General Grant National Memorial

Grant's Tomb

Visitors attend Civil War program with Grant's Tomb in the background.
Civil War presentation at Grant's Tomb
National Park Service

Quick Facts

Location:
New York, NY
Significance:
The burial place of General Grant, and the largest tomb in North America
Designation:
National Park, National Register of Historic Places, HABS/HAER/HALS

This memorial to Ulysses S. Grant--victorious Union commander of the Civil War--includes the tombs of General Grant and his wife, Julia Dent Grant. A West Point graduate, Grant served in the Mexican War and at various frontier posts before rapidly rising through the ranks during the Civil War. Grant's tenacity and boldness led to victories in the Battles of Vicksburg and Chattanooga and Robert E. Lee's surrender at Appomattox. Scenes of these events are depicted in mosaics in the tomb. In 1866, Congress awarded Grant his fourth star, making him the first full General of the Armies.

A grateful nation elected Grant to serve as President of the United States twice, in 1868 and 1872. Grant's accomplishments include signing the act that established the first national park, Yellowstone, on March 1, 1872. After his presidency, Grant settled in New York City. He died of throat cancer on July 23, 1885 in Mount McGregor, New York and was laid to rest in New York City on August 8.

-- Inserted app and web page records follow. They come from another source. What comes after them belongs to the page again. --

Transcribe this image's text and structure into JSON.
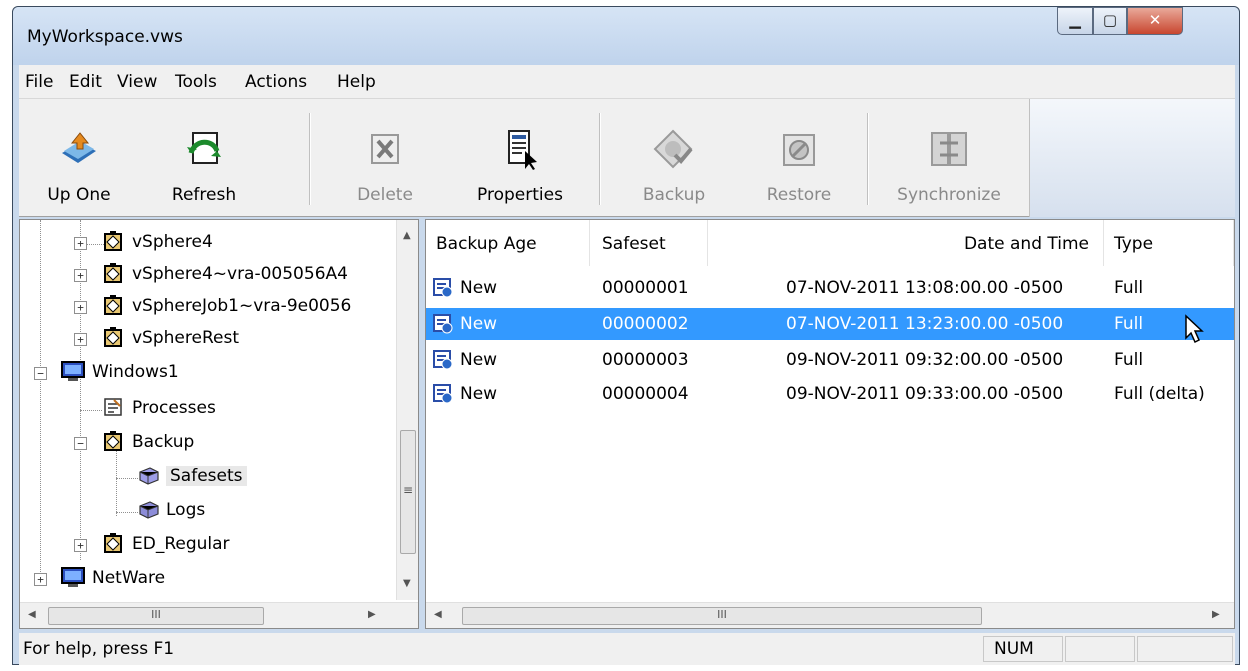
{
  "window": {
    "title": "MyWorkspace.vws"
  },
  "menu": [
    "File",
    "Edit",
    "View",
    "Tools",
    "Actions",
    "Help"
  ],
  "toolbar": [
    {
      "label": "Up One",
      "icon": "up-one-icon",
      "enabled": true
    },
    {
      "label": "Refresh",
      "icon": "refresh-icon",
      "enabled": true
    },
    {
      "label": "Delete",
      "icon": "delete-icon",
      "enabled": false
    },
    {
      "label": "Properties",
      "icon": "properties-icon",
      "enabled": true
    },
    {
      "label": "Backup",
      "icon": "backup-icon",
      "enabled": false
    },
    {
      "label": "Restore",
      "icon": "restore-icon",
      "enabled": false
    },
    {
      "label": "Synchronize",
      "icon": "synchronize-icon",
      "enabled": false
    }
  ],
  "tree": [
    {
      "label": "vSphere4",
      "expander": "+",
      "icon": "job-icon"
    },
    {
      "label": "vSphere4~vra-005056A4",
      "expander": "+",
      "icon": "job-icon"
    },
    {
      "label": "vSphereJob1~vra-9e0056",
      "expander": "+",
      "icon": "job-icon"
    },
    {
      "label": "vSphereRest",
      "expander": "+",
      "icon": "job-icon"
    },
    {
      "label": "Windows1",
      "expander": "-",
      "icon": "computer-icon"
    },
    {
      "label": "Processes",
      "expander": "",
      "icon": "processes-icon"
    },
    {
      "label": "Backup",
      "expander": "-",
      "icon": "job-icon"
    },
    {
      "label": "Safesets",
      "expander": "",
      "icon": "safesets-icon"
    },
    {
      "label": "Logs",
      "expander": "",
      "icon": "logs-icon"
    },
    {
      "label": "ED_Regular",
      "expander": "+",
      "icon": "job-icon"
    },
    {
      "label": "NetWare",
      "expander": "+",
      "icon": "computer-icon"
    }
  ],
  "list": {
    "columns": [
      "Backup Age",
      "Safeset",
      "Date and Time",
      "Type"
    ],
    "rows": [
      {
        "age": "New",
        "safeset": "00000001",
        "datetime": "07-NOV-2011 13:08:00.00 -0500",
        "type": "Full",
        "selected": false
      },
      {
        "age": "New",
        "safeset": "00000002",
        "datetime": "07-NOV-2011 13:23:00.00 -0500",
        "type": "Full",
        "selected": true
      },
      {
        "age": "New",
        "safeset": "00000003",
        "datetime": "09-NOV-2011 09:32:00.00 -0500",
        "type": "Full",
        "selected": false
      },
      {
        "age": "New",
        "safeset": "00000004",
        "datetime": "09-NOV-2011 09:33:00.00 -0500",
        "type": "Full (delta)",
        "selected": false
      }
    ]
  },
  "scrollbars": {
    "tree_h_grip": "III",
    "list_h_grip": "III",
    "tree_v_grip": "≡"
  },
  "status": {
    "help": "For help, press F1",
    "num": "NUM"
  },
  "colors": {
    "selection": "#3399ff",
    "titlebar": "#c9d9ec"
  }
}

Approximately 90,000 people from around the world donated over $600,000 towards the construction of Grant's Tomb. This was the largest public fundraising effort ever at that time. Designed by architect John Duncan, the granite and marble structure was completed in 1897 and remains the largest mausoleum in North America. Over one million people attended the parade and dedication ceremony of Grant's Tomb on April 27, 1897.